About the University of Otago, Wellington
Where excellence and leadership in research and teaching happen.
The University of Otago’s Wellington Campus was established by the University in 1974 to provide the range of patients and facilities required to meet modern teaching standards for an expanded intake of medical students.
We offer :
- undergraduate 4th-6th year MBChB,
- New Zealand’s only Bachelor of Radiation Therapy (a three year undergraduate programme)
- host dietetic, physiotherapy, dental and pharmacy undergraduate students.
- A wide range of health related postgraduate programmes for medical and non-medical graduates.
The University of Otago Wellington will take a leadership role in the Aotearoa/New Zealand health system and community, recognising the Treaty of Waitangi as the mandate for the good health of all New Zealanders, through:
- the provision of outstanding research-informed undergraduate and postgraduate health science education;
- contributing nationally and internationally the highest quality scholarship, teaching, research, and clinical practice;
- preparing graduates to meet the diverse and multicultural health needs in Aotearoa/New Zealand and international settings, now and in the future;
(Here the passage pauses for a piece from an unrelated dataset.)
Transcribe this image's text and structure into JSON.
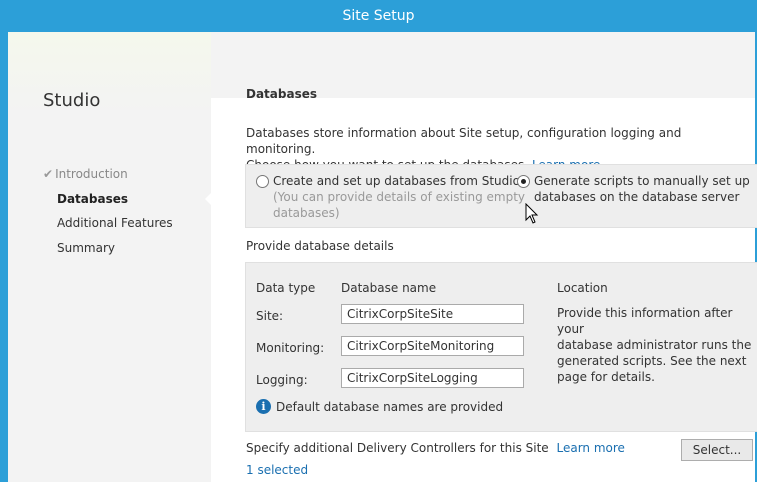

- staff and students contributing to knowledge and understanding within the health sciences;
- promoting health and education within the community using the highest quality basic and applied research;
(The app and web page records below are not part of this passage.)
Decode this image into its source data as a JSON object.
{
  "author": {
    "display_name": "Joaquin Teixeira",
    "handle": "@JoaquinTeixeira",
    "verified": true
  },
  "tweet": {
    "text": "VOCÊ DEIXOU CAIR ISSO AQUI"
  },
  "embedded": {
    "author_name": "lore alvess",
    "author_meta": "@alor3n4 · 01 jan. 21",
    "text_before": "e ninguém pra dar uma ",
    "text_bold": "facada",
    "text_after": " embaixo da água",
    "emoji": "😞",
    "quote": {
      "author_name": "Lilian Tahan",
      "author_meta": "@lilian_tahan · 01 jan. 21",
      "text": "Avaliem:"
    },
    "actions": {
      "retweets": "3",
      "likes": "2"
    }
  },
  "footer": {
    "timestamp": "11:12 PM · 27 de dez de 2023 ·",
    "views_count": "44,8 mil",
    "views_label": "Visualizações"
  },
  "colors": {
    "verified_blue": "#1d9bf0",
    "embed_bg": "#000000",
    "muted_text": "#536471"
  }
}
- taking account of its proximity to central government and policy agencies.
The Campus employs a total of 373 staff (174.3 full time equivalents) as follows:
- 112 academic staff (excluding clinical lecturers and joint clinical staff) (79.3 FTEs)
- 27 joint clinical appointments with local District Health Boards (14 FTEs)
- 141 part-time clinical lecturers (7 FTEs)
- 93 administrative staff (74 FTEs)
The University of Otago, Wellington is adjacent the Wellington Hospital. It has nine academic departments:
- Obstetrics and Gynaecology
- Paediatrics and Child Health
- Pathology and Molecular Medicine
- Primary Health Care and General Practice
- Psychological Medicine
- Public Health
- Radiation Therapy
- Surgery and Anaesthesia
The Campus has extensive student support and learning facilities on site. It has recently built award-winning new facilities, including a new medical library, teaching rooms, and computer facility.
Role that the Campus has within the undergraduate MBChB medical course
The role of the Campus is to:
- teach years 4, 5 and 6 of the medical programme, ensuring congruence with Faculty curriculum objectives;
- provide vertical integration of basic sciences in clinical contexts;
- offer students a wide range of clinical experiences; and
- provide leadership within the medical programme.
The Campus has research strengths in a number of areas, spanning the spectrum through biomedical, clinical and public health. All the Campus’s academic departments are research active, and there are a number of well established research groups.
Strong indigenous health research
The Campus’s Māori health research unit, Te Ropu Rangahau Hauora A Eru Pōmare, is a national leader. The strength of this unit, in combination with our well-established and long-term relationships with local iwi groups, provides a strong foundation on which to build the indigenous component of our curriculum.
Hospital services in New Zealand are provided by 21 District Health Boards. A major strength of the Campus’s undergraduate medical programme is its regional approach. This aims to capitalise on the strengths of our local tertiary hospital and on the excellent learning opportunities provided by the region’s general provincial hospitals and primary health care centres. Similarly, the undergraduate medical radiation therapy programme collaborates closely with District Health Boards around the country.
The Campus also has a close working relationship with a private hospital, Bowen Hospital, where the Campus’s Sleep Investigation Centre, WellSleep Sleep Investigation Centre, is located.